There it was. An uncomplicated observation from a very brainy boy. There was no disputing it. He was right. We are… different. So how to help him understand our place in the animal kingdom? I was taken back to my own childhood where I was raised in a very anthropocentric mindset. Not only was I taught that human beings were the most significant and special of all god’s creatures, my parents took it even further than that. I was taught that I was god’s special girl, that god knew me before I was even born, and that god knew the number of hairs on my head at all times. Why this hair-counting, voyeuristic god didn’t completely creep me out at the time, I have no idea. Maybe I wanted very much to hear how special I was and maybe the god myth filled that need.

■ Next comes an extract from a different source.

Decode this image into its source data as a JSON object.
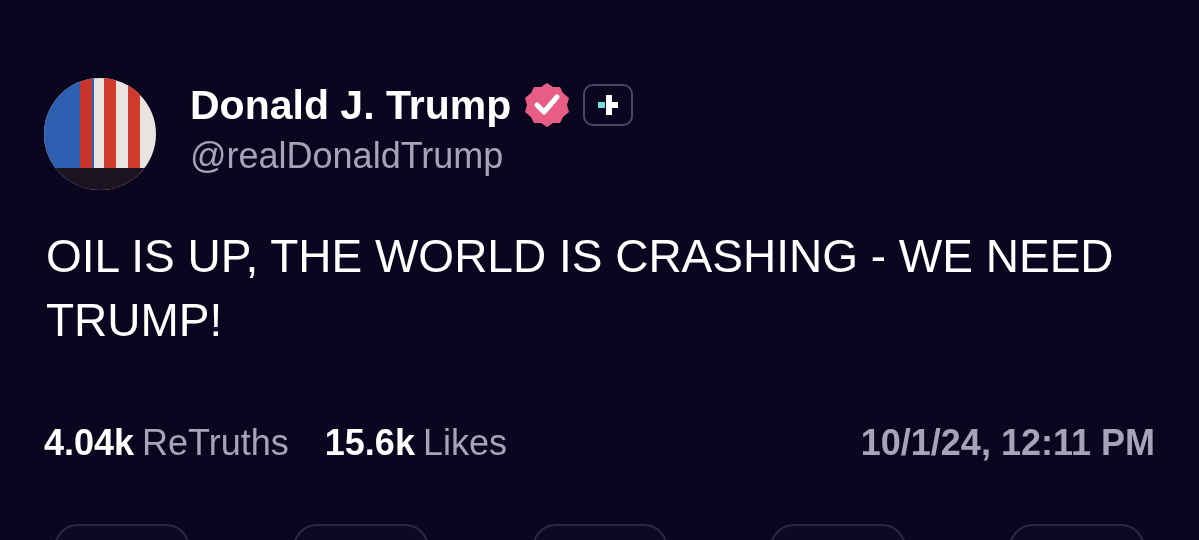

Yes, humans are different, but are we supreme? And if we are supreme, was it a god or gods that made us that way? The Bible would lead us to believe so. Why, it is completely integral to the Genesis story.
Then God said, ‘Let us make humankind in our image, according to our likeness; and let them have dominion over the fish of the sea, and over the birds of the air, and over the cattle, and over all the wild animals of the earth, and over every creeping thing that creeps upon the earth.’ Holy Bible, NRSV, Catholic Edition
What does science tell us? Well, for starters science in no way confirms the Genesis account. Science tells us that we are very tiny life forms in a very, very big universe. Compare your mass to the mass of the planet. Then, compare our planet to our entire galaxy. Then think about our galaxy in terms of the entire observable universe. It blows the mind. We are so tiny compared to all of that, how can one ever begin to feel special or significant? We are not only tiny in size, but in time as well. The age of the universe is reckoned at approximately 13.7 billion years. The Earth itself is dated at 4.5 billion years old. Out of that 4.5 billion years, anatomically modern humans only originated in Africa around 200,000 years ago. This means that for the majority of the life of the universe and, indeed, our planet humans have not been around. How then can we be supreme, the most significant entities in the universe, as Christianity would have us believe?
The answer is that we are not supreme. We are, collectively, a blip on the radar. The earth will still be here long after we are gone.
How are we to go about the 80 or so years we have on this planet knowing how tiny and inconsequential we are? The answer is that we are not insignificant. We are living things! You, reader, are the product of millions of years of gradual, inching evolution. Every cell in your body is a triumph of nature. You are incredible because you are here and you are alive. It is not necessary to believe in a deity or that as humans we have something supernatural within us that separates us from other animals. Our significance is our place in the natural world, and the fact that that place is only temporary.
My little boy is far too young to understand this, so my response was a visit to the new Africa exhibit at the zoo. My overly-cautious little one looked on as I stood inches away from a chimpanzee, separated only by a pane of glass. The chimpanzee put his hand up to the glass. I held mine up to meet his. His eyes met mine and we considered one another. In absolute awe (and yes, a little choked up), I looked back at my tiny son as if to say, “See. Not so different.”
“We are going to die, and that makes us the lucky ones. Most people are never going to die because they are never going to be born. The potential people who could have been here in my place but who will in fact never see the light of day outnumber the sand grains of Arabia. Certainly those unborn ghosts include greater poets than Keats, scientists greater than Newton. We know this because the set of possible people allowed by our DNA so massively outnumbers the set of actual people. In the teeth of these stupefying odds it is you and I, in our ordinariness, that are here.” – – Richard Dawkins, Unweaving The Rainbow, 1998.